The potential fine was part of a series of proposed measures to resolve potential internal union discipline which included: a lengthy suspension; mandatory training/coaching; and a sincere public apology. In addition to offsetting AGMA’s legal fees incurred in the investigation, the fine was earmarked to support the Union’s ongoing efforts and new initiatives to prevent sexual harassment in our industries. Additionally, a portion of the fine was to go to nonprofit entities designated by the Union to support targets of sexual harassment and programs to eliminate harassment in our industries. The Union had complete control over how the monies from the fine were to be spent.
Regardless of the fine imposed, AGMA was never planning to publicly release the specific details of its internal investigation, as the Union had assured witnesses of confidentiality. Any suggestion that the Union was being paid to withhold information is patently false.

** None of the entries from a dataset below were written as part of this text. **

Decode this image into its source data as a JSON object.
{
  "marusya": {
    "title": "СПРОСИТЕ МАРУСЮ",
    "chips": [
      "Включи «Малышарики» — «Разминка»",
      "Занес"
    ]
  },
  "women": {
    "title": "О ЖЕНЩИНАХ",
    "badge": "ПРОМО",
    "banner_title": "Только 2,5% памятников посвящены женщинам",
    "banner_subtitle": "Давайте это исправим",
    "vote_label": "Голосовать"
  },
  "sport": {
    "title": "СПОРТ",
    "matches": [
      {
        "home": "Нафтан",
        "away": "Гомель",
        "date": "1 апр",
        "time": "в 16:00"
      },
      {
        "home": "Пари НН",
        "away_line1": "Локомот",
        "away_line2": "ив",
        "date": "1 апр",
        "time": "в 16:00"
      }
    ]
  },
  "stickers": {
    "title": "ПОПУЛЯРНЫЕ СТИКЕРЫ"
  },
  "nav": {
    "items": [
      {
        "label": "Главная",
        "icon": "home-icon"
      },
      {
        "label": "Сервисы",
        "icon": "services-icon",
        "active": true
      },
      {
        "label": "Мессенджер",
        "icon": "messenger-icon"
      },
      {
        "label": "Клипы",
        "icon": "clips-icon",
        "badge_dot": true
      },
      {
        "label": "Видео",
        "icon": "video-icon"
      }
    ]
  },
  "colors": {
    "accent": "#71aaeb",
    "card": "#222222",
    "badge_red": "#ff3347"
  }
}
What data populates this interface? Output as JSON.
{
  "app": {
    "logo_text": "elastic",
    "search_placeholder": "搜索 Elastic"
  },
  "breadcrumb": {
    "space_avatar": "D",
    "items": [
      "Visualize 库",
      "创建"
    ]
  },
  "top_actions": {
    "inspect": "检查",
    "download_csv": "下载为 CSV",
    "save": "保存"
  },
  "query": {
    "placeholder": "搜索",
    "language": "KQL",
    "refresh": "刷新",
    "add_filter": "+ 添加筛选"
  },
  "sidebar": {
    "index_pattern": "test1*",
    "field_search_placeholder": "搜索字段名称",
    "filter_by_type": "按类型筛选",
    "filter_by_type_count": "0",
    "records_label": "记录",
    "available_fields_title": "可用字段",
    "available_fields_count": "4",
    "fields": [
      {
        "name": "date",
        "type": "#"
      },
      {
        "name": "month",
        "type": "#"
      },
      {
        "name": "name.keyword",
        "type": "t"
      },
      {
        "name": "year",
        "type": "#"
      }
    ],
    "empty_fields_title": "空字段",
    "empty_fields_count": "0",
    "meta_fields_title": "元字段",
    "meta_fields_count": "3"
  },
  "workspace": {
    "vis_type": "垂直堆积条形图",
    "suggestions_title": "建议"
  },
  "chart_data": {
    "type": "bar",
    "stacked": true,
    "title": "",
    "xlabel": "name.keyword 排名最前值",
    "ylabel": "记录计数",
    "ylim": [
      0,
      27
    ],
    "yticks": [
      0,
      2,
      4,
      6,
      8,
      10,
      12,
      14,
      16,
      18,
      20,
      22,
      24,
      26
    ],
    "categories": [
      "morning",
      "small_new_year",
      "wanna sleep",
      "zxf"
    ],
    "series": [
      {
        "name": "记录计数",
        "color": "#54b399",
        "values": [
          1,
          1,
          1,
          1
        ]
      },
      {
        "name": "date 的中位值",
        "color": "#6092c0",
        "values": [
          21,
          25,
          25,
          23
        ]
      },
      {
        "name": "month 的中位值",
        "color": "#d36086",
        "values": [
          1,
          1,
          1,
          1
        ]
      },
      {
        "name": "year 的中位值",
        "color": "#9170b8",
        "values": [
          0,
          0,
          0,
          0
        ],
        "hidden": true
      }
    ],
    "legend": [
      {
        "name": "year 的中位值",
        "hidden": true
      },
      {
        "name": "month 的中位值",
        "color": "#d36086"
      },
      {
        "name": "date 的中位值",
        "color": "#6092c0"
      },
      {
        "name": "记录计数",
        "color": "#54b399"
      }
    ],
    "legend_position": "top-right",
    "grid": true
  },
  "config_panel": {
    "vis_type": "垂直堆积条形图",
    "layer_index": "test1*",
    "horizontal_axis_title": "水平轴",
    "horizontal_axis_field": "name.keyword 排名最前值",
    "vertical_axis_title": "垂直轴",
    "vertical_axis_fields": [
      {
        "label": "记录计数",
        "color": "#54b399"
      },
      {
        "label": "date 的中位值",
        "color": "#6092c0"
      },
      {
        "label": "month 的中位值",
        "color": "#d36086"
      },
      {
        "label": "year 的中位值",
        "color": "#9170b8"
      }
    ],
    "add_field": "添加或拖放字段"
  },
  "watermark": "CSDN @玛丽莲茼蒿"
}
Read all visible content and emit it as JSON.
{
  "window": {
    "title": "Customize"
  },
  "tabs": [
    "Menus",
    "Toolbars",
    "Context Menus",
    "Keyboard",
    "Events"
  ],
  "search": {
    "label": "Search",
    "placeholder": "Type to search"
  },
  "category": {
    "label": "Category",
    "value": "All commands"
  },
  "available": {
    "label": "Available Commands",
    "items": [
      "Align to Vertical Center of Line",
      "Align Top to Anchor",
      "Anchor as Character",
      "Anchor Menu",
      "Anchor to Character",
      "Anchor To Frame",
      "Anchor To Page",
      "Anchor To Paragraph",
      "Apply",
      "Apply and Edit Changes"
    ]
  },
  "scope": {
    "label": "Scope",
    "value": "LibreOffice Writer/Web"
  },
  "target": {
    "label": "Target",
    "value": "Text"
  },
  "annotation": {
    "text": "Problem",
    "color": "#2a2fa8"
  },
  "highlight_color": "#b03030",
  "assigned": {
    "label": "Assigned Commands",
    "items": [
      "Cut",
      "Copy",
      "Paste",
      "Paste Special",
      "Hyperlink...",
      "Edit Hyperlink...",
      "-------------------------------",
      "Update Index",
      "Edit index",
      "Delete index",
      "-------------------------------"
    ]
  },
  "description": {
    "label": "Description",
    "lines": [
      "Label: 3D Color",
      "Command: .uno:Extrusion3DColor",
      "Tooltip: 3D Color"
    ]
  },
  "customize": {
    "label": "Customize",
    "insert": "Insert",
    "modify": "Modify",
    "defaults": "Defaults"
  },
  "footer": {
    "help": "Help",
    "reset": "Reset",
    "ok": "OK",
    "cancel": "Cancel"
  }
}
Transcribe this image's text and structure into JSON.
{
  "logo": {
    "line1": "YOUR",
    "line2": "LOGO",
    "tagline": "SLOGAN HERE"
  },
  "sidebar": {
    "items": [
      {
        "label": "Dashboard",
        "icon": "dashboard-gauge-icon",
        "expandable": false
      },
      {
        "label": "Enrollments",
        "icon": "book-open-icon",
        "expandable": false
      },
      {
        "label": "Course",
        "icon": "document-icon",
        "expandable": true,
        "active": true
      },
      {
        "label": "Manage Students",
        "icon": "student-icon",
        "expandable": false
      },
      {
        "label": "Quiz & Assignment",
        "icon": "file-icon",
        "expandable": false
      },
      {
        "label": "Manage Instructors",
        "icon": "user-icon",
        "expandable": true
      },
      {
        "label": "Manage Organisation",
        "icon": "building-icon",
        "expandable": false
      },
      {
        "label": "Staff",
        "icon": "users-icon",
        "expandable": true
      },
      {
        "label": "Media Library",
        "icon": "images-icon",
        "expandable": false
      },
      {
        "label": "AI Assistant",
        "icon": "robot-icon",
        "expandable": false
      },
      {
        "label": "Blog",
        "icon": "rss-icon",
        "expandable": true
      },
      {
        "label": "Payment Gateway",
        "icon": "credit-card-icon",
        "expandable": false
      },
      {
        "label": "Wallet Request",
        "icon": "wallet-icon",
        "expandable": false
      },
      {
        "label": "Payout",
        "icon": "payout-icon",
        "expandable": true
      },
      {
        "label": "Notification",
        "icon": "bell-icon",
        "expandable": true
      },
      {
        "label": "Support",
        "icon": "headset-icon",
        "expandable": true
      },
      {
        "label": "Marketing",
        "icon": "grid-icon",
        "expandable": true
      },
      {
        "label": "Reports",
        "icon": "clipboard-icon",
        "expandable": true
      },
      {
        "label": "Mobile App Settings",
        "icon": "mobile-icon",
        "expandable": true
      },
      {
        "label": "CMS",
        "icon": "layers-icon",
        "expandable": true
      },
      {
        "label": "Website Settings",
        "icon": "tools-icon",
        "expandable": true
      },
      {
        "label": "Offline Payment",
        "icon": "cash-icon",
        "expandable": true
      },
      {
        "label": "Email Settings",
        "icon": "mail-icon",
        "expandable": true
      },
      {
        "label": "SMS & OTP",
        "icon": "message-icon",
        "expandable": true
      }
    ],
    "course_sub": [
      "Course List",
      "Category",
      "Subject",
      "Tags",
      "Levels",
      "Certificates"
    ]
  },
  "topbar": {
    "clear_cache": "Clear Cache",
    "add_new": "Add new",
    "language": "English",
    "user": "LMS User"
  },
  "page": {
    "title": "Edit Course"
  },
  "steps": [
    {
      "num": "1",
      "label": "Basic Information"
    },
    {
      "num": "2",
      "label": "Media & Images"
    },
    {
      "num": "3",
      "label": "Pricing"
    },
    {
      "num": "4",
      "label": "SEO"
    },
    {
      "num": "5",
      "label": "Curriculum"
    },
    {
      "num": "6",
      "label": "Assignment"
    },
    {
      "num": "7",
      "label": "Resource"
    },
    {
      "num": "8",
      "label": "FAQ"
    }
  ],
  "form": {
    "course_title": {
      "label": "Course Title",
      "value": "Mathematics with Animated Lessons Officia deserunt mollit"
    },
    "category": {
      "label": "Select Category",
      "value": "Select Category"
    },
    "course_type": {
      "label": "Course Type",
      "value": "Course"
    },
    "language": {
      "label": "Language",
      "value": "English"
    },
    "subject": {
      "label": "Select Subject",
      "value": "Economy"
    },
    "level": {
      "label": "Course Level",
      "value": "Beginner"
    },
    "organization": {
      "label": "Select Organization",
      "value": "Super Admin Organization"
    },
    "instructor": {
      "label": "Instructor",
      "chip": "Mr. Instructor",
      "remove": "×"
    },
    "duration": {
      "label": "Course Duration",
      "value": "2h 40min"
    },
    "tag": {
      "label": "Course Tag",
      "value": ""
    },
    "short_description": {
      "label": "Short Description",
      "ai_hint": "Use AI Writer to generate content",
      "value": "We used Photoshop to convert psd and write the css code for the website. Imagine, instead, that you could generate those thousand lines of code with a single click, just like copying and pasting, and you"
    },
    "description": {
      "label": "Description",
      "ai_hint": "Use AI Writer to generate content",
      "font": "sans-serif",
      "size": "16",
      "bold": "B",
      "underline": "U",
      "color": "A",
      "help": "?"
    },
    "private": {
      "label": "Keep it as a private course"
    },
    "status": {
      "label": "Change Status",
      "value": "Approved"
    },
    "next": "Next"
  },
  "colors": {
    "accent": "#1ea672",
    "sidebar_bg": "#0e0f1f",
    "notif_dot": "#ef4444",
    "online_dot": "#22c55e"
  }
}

AGMA thanks the individuals who took part in the months' long investigation for their bravery in coming forward and wants to assure them that we hear them. AGMA has accepted the findings of the internal investigation, which confirmed allegations against Mr. Domingo. AGMA is in the process of determining appropriate action that sends two clear messages: 1) this behavior won’t be tolerated by AGMA and 2) we are leading a national effort to eliminate sexual harassment within our industries. Should any AGMA members become a target of harassment or discrimination, they should notify AGMA immediately by confidentially reporting claims to email@example.com.